#### WHAT THE TASK ASKS:
Output every entry below word for word, without its pictures.

#### Data items:
---*---

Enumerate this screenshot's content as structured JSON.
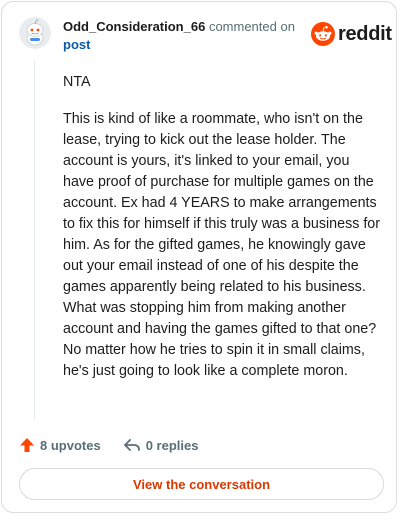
{
  "comment": {
    "username": "Odd_Consideration_66",
    "action_text": "commented on",
    "post_link": "post",
    "paragraphs": [
      "NTA",
      "This is kind of like a roommate, who isn't on the lease, trying to kick out the lease holder. The account is yours, it's linked to your email, you have proof of purchase for multiple games on the account. Ex had 4 YEARS to make arrangements to fix this for himself if this truly was a business for him. As for the gifted games, he knowingly gave out your email instead of one of his despite the games apparently being related to his business. What was stopping him from making another account and having the games gifted to that one? No matter how he tries to spin it in small claims, he's just going to look like a complete moron."
    ]
  },
  "brand": {
    "name": "reddit",
    "icon": "reddit-alien-icon",
    "color": "#ff4500"
  },
  "actions": {
    "upvotes": "8 upvotes",
    "replies": "0 replies",
    "upvote_icon": "upvote-arrow-icon",
    "reply_icon": "reply-arrow-icon",
    "upvote_color": "#ff4500"
  },
  "cta": {
    "label": "View the conversation",
    "color": "#d93900"
  }
}
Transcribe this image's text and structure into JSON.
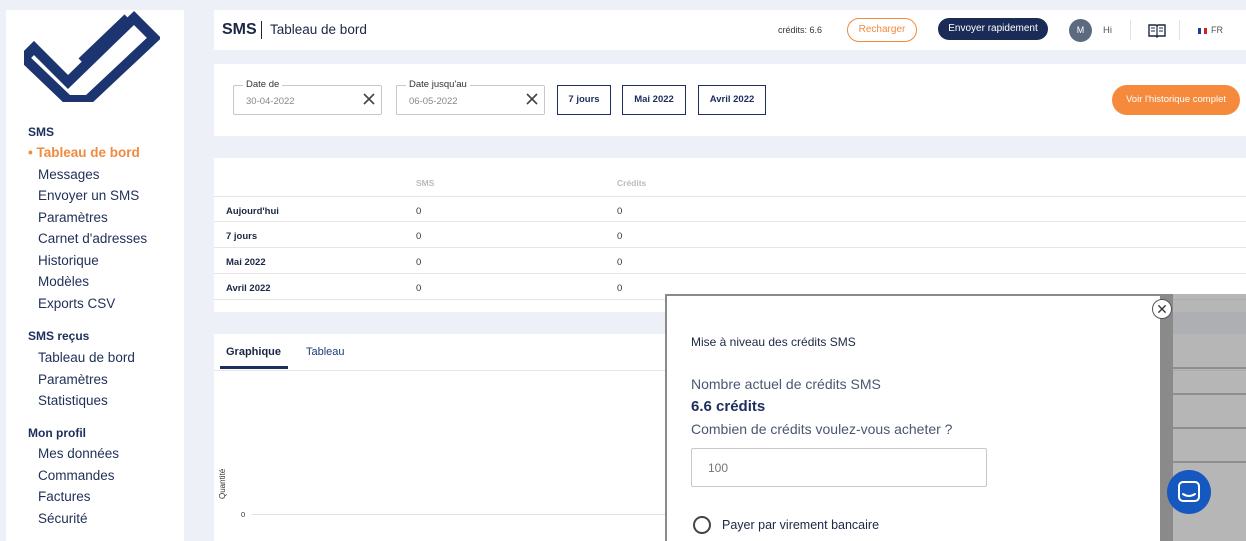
{
  "sidebar": {
    "sections": [
      {
        "title": "SMS",
        "items": [
          "• Tableau de bord",
          "Messages",
          "Envoyer un SMS",
          "Paramètres",
          "Carnet d'adresses",
          "Historique",
          "Modèles",
          "Exports CSV"
        ]
      },
      {
        "title": "SMS reçus",
        "items": [
          "Tableau de bord",
          "Paramètres",
          "Statistiques"
        ]
      },
      {
        "title": "Mon profil",
        "items": [
          "Mes données",
          "Commandes",
          "Factures",
          "Sécurité"
        ]
      }
    ]
  },
  "header": {
    "brand": "SMS",
    "subtitle": "Tableau de bord",
    "credits": "crédits: 6.6",
    "recharge_label": "Recharger",
    "send_quick_label": "Envoyer rapidement",
    "avatar_initial": "M",
    "greeting": "Hi",
    "language": "FR"
  },
  "filters": {
    "date_from_label": "Date de",
    "date_from_value": "30-04-2022",
    "date_to_label": "Date jusqu'au",
    "date_to_value": "06-05-2022",
    "ranges": [
      "7 jours",
      "Mai 2022",
      "Avril 2022"
    ],
    "history_label": "Voir l'historique complet"
  },
  "summary_table": {
    "columns": [
      "SMS",
      "Crédits"
    ],
    "rows": [
      {
        "label": "Aujourd'hui",
        "sms": "0",
        "credits": "0"
      },
      {
        "label": "7 jours",
        "sms": "0",
        "credits": "0"
      },
      {
        "label": "Mai 2022",
        "sms": "0",
        "credits": "0"
      },
      {
        "label": "Avril 2022",
        "sms": "0",
        "credits": "0"
      }
    ]
  },
  "chart": {
    "tabs": [
      "Graphique",
      "Tableau"
    ],
    "y_label": "Quantité",
    "y_tick": "0"
  },
  "modal": {
    "title": "Mise à niveau des crédits SMS",
    "current_label": "Nombre actuel de crédits SMS",
    "current_value": "6.6 crédits",
    "question": "Combien de crédits voulez-vous acheter ?",
    "input_placeholder": "100",
    "payment_option": "Payer par virement bancaire"
  },
  "colors": {
    "accent": "#f08a3e",
    "navy": "#1c2e5c",
    "chat": "#1558c0"
  }
}
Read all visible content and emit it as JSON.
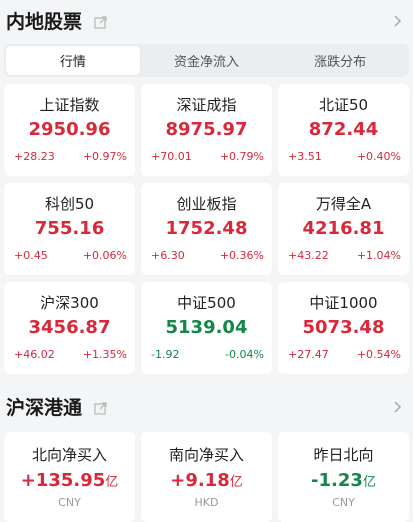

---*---

#### OUTPUT BELOW:
Enumerate this screenshot's content as structured JSON.
{
  "comment": {
    "username": "Odd_Consideration_66",
    "action_text": "commented on",
    "post_link": "post",
    "paragraphs": [
      "NTA",
      "This is kind of like a roommate, who isn't on the lease, trying to kick out the lease holder. The account is yours, it's linked to your email, you have proof of purchase for multiple games on the account. Ex had 4 YEARS to make arrangements to fix this for himself if this truly was a business for him. As for the gifted games, he knowingly gave out your email instead of one of his despite the games apparently being related to his business. What was stopping him from making another account and having the games gifted to that one? No matter how he tries to spin it in small claims, he's just going to look like a complete moron."
    ]
  },
  "brand": {
    "name": "reddit",
    "icon": "reddit-alien-icon",
    "color": "#ff4500"
  },
  "actions": {
    "upvotes": "8 upvotes",
    "replies": "0 replies",
    "upvote_icon": "upvote-arrow-icon",
    "reply_icon": "reply-arrow-icon",
    "upvote_color": "#ff4500"
  },
  "cta": {
    "label": "View the conversation",
    "color": "#d93900"
  }
}
Transcribe this image's text and structure into JSON.
{
  "sidebar": {
    "sections": [
      {
        "title": "SMS",
        "items": [
          "• Tableau de bord",
          "Messages",
          "Envoyer un SMS",
          "Paramètres",
          "Carnet d'adresses",
          "Historique",
          "Modèles",
          "Exports CSV"
        ]
      },
      {
        "title": "SMS reçus",
        "items": [
          "Tableau de bord",
          "Paramètres",
          "Statistiques"
        ]
      },
      {
        "title": "Mon profil",
        "items": [
          "Mes données",
          "Commandes",
          "Factures",
          "Sécurité"
        ]
      }
    ]
  },
  "header": {
    "brand": "SMS",
    "subtitle": "Tableau de bord",
    "credits": "crédits: 6.6",
    "recharge_label": "Recharger",
    "send_quick_label": "Envoyer rapidement",
    "avatar_initial": "M",
    "greeting": "Hi",
    "language": "FR"
  },
  "filters": {
    "date_from_label": "Date de",
    "date_from_value": "30-04-2022",
    "date_to_label": "Date jusqu'au",
    "date_to_value": "06-05-2022",
    "ranges": [
      "7 jours",
      "Mai 2022",
      "Avril 2022"
    ],
    "history_label": "Voir l'historique complet"
  },
  "summary_table": {
    "columns": [
      "SMS",
      "Crédits"
    ],
    "rows": [
      {
        "label": "Aujourd'hui",
        "sms": "0",
        "credits": "0"
      },
      {
        "label": "7 jours",
        "sms": "0",
        "credits": "0"
      },
      {
        "label": "Mai 2022",
        "sms": "0",
        "credits": "0"
      },
      {
        "label": "Avril 2022",
        "sms": "0",
        "credits": "0"
      }
    ]
  },
  "chart": {
    "tabs": [
      "Graphique",
      "Tableau"
    ],
    "y_label": "Quantité",
    "y_tick": "0"
  },
  "modal": {
    "title": "Mise à niveau des crédits SMS",
    "current_label": "Nombre actuel de crédits SMS",
    "current_value": "6.6 crédits",
    "question": "Combien de crédits voulez-vous acheter ?",
    "input_placeholder": "100",
    "payment_option": "Payer par virement bancaire"
  },
  "colors": {
    "accent": "#f08a3e",
    "navy": "#1c2e5c",
    "chat": "#1558c0"
  }
}
Read all visible content and emit it as JSON.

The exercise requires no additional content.